Lifestyle can make a difference. Harvard University has identified four dietary changes that can impact your risk for type 2 diabetes. People with and without diabetes should choose whole grains over refined ones and other highly processed carbohydrates. They should avoid sugary drinks and drink water instead. Eat healthy fats such as the polyunsaturated fats found in liquid vegetable oils, nuts and seeds. And limit red meat, choosing poultry or fish instead.


The American Diabetes Foundation says having extra weight means having extra risk. The best way to maintain a healthy weight is to cut back on calories and fat. Eat breakfast every day and stay physically active most days of the week. It can help to walk with a friend or neighbor so you will have someone to hold you accountable and support you on your journey to good health.

WHAT'S NEW IN DIABETES RESEARCH

JAMIE LOBER




Jamie Lober is a Staff Writer for Health & Wellness Magazine



Another most interesting finding is that someone’s grip strength tells a lot about their health. Studies have connected low muscular strength to increased risk for type 2 diabetes. Since type 2 diabetes is reversible if caught early, an easy way to assess your risk of diabetes is by using a handgrip dynamometer. The device is low cost and easy to use and carry around. If your grip strength is low, other diagnostic tests are recommended.
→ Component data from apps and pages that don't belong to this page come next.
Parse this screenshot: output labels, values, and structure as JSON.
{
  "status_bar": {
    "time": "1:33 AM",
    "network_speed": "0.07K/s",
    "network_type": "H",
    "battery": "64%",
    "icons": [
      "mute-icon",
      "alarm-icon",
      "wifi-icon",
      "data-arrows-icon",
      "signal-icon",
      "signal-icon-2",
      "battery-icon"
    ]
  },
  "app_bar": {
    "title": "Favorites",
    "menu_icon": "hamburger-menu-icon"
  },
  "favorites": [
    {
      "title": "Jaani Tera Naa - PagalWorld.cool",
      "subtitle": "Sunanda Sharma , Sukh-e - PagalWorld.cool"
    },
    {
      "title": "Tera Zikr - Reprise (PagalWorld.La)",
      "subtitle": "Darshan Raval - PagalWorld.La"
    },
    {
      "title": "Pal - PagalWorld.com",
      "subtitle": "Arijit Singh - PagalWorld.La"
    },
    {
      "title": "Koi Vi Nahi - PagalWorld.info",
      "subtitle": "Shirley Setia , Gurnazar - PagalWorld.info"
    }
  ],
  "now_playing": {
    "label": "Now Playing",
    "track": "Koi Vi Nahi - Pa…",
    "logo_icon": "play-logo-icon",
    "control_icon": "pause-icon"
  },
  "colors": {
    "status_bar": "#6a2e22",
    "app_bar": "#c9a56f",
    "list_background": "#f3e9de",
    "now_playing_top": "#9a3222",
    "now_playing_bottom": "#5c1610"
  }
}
Researchers hope to create a fully automated artificial pancreas eventually. Many clinical trials are currently underway, and more data is being gathered by the day. Staying informed and aware of your options as well as knowing what you can do on the side of prevention makes it easier to understand and navigate living with diabetes.

Diabetes is an all-too-common health condition. While there are great strategies for management, those affected and their loved ones can be comforted by knowing new research is taking place each day and new developments are helping those with diabetes live better.


For people with type 2 diabetes, a new wearable, patch-like insulin delivery system was discovered in April 2020. The device, called V-Go by Valeritas, Inc., is a small 24-hour disposable mechanical device used with rapid-acting insulin in adults. Studies showed it improved patients’ A1C and offered good blood glucose control.


New research suggests saliva could be used as a cheaper, pain free alternative to checking blood as a way to monitor diabetes. Researchers say saliva reflects physiological functions of the body such as nutritional, hormonal, emotional and metabolic, which can provide insight to diabetes management. This way of checking is noninvasive and more cost effective and could help patients with both type 1 and type 2 diabetes.


With COVID-19, people with both types of diabetes have to take extra precautions. They must remember that during times of stress or illness, blood sugars can change quickly, meaning they will be very high or very low. Monitor your blood sugar frequently, ideally using a continuous glucose monitor, and continue diabetes medications as usual.